Sunday’s attack prolonged an escalation of violence between Israel and the Houthis that began with the Houthi drone strike that hit the center of Tel Aviv on Friday. One man was killed and four other people were wounded, officials said.
The Israeli warplanes’ air raid on Hodeidah on Saturday killed six people and wounded more than 80, medical sources in Yemen told Reuters, describing all as civilians.
Images from the scene showed a fiery blaze and dense smoke rising from the site of the strike. A Houthi-run TV channel said the strikes had hit an oil facility and power station.
Israeli officials say Hodeidah port has been used by the Houthis to receive weapons shipments from Iran.

PROXY BATTLE
The exchanges are part of a spillover from the Gaza war that has drawn in regional and world powers.
Iran-aligned groups including the Houthis have fired rockets and missiles at Israel saying they are doing so in support of Palestinians and the Islamist militant group Hamas that governs Gaza. The United States and its allies back Israel and provide weapons to it.
The war began on Oct. 7 after a Hamas-led attack on southern Israel in which about 1,200 people were killed and over 250 taken hostage back to Gaza, according to Israeli authorities.
Israel has since bombed and invaded Gaza as part of what it says is a campaign to eliminate Hamas, killing nearly 39,000 people, according to health officials in the enclave.
The Houthis, who control much of the north of Yemen and other large population centers, have previously claimed targeting Eilat and other attacks directed at Israel, saying they are acting in retaliation for Israel’s war on Gaza.
The group has also attacked Red Sea shipping routes for months.
Hamas’ allies include Iran-backed groups such as the Houthis, Hezbollah in Lebanon and Iraqi paramilitaries.

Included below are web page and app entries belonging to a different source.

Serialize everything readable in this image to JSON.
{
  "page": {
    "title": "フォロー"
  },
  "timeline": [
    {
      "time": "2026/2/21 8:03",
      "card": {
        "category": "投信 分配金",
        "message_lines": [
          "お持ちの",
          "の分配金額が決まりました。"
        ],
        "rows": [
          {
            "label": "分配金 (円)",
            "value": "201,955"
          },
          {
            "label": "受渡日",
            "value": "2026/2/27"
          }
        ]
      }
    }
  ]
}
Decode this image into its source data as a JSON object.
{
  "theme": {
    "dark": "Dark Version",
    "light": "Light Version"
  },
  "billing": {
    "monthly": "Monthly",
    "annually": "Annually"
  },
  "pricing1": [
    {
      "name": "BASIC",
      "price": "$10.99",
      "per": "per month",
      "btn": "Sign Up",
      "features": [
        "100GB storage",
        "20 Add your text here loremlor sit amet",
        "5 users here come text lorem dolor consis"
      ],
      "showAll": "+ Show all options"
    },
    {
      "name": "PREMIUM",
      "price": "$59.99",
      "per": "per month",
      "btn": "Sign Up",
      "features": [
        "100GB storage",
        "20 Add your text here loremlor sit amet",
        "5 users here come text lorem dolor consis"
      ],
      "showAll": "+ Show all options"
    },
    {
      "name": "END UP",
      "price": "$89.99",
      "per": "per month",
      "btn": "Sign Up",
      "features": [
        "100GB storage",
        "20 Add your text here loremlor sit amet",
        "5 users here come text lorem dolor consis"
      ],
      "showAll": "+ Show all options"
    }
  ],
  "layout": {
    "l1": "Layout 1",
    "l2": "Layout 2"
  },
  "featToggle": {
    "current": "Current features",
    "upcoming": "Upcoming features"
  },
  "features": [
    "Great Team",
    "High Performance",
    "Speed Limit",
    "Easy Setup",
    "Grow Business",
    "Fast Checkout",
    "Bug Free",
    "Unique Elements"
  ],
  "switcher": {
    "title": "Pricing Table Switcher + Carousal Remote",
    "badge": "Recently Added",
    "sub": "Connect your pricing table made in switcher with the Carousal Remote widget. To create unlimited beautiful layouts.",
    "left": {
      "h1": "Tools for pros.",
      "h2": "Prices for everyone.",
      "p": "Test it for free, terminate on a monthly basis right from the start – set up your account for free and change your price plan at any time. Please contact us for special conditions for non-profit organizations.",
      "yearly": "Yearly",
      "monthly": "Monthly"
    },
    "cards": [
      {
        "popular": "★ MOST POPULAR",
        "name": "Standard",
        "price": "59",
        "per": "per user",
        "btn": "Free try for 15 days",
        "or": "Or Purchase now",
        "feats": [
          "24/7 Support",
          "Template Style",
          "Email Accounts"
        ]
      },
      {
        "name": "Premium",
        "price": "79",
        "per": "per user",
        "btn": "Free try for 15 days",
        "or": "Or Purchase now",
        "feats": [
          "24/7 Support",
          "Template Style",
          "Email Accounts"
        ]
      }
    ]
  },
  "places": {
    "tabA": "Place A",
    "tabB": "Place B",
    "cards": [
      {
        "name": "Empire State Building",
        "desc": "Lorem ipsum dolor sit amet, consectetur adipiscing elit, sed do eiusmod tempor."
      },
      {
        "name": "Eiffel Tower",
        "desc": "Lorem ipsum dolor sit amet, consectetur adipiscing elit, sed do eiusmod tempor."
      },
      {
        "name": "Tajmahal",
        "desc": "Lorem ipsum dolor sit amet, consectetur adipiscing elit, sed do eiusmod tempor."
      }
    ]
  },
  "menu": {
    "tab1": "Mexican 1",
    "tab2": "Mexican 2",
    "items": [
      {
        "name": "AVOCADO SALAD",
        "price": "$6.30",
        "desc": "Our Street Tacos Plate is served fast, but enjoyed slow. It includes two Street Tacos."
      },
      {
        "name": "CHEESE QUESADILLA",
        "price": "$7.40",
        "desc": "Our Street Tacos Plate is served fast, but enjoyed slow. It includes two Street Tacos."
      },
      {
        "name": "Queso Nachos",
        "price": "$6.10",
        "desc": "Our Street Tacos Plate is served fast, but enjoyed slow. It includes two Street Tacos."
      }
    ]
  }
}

The Houthi movement consists primarily of members a minority Shiite Muslim group in Yemen and has controlled the country’s capital, Sanaa, for years.